The hardest thing however is the complete stupidity that exists outside these walls of ours. The lack of understanding of what mental illness is. It’s not just a few kids who decide to go on a killing rampage. It’s a beautiful girl with long red hair, with a mass of freckles, strikingly gorgeous green eyes, and the only thing killer about her is her smile. She can knock you flat with her grin. She can take your breath away with her giggle and her laugh will flat out make you wish you could do anything, instantly, to gain it one more time, to hear her laugh with abandon. This girl is amazing, brilliant, artistic, and I’m not just being a mom here, she is precious and needed by this world. She struggles to even put her toe out into it, because she knows how harsh it is. Mental illness is just chemistry of the brain that makes if function differently than the majority of the population. It makes it harder to do “normal” things and harder to think clearly. It does not mean less intelligent nor stupid. Just gonna keep plugging away at loving my girl, and you have a friend here if you need one. Know I understand how hard life can get behind that pretty exterior door you shut when life gets rough. But being there for your kid matters. And that is the most important thing you can do. Just love them and be there.

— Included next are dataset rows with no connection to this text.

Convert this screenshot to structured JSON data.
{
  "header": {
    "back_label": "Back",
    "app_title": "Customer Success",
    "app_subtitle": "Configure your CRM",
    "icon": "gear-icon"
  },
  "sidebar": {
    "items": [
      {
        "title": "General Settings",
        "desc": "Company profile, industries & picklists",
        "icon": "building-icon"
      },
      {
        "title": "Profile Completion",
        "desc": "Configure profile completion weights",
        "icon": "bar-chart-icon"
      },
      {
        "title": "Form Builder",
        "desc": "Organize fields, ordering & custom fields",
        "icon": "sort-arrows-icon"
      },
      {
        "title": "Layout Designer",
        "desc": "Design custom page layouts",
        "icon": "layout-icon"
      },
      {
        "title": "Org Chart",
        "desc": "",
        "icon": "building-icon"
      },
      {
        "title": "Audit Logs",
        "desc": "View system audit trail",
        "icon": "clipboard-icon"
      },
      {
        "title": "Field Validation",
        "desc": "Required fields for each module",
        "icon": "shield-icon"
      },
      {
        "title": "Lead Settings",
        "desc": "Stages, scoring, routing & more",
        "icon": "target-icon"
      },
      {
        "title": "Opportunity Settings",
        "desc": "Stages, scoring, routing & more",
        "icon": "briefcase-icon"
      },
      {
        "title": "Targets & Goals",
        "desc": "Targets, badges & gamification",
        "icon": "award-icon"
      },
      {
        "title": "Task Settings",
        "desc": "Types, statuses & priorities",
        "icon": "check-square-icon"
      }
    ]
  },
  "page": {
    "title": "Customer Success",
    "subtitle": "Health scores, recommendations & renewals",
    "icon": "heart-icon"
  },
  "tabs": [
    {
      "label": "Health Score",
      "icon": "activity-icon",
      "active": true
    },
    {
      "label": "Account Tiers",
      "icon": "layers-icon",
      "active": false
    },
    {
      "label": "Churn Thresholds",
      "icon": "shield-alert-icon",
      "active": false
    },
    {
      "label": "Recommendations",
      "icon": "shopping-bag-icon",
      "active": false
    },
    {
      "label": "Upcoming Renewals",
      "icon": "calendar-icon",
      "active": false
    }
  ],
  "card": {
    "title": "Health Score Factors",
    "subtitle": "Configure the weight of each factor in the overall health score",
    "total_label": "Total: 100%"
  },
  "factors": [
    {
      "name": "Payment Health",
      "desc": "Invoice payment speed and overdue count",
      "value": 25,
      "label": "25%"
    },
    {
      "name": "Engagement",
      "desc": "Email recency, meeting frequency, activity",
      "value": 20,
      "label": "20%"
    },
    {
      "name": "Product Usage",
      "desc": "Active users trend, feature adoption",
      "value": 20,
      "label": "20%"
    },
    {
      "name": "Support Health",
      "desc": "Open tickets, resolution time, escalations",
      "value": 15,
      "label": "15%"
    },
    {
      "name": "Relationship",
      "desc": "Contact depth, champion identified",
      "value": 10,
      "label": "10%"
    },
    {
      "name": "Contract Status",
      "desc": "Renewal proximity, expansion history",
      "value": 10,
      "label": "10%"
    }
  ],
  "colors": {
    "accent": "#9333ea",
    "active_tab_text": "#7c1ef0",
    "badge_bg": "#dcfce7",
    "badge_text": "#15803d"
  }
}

Day after day. We will get through this thing called life, together.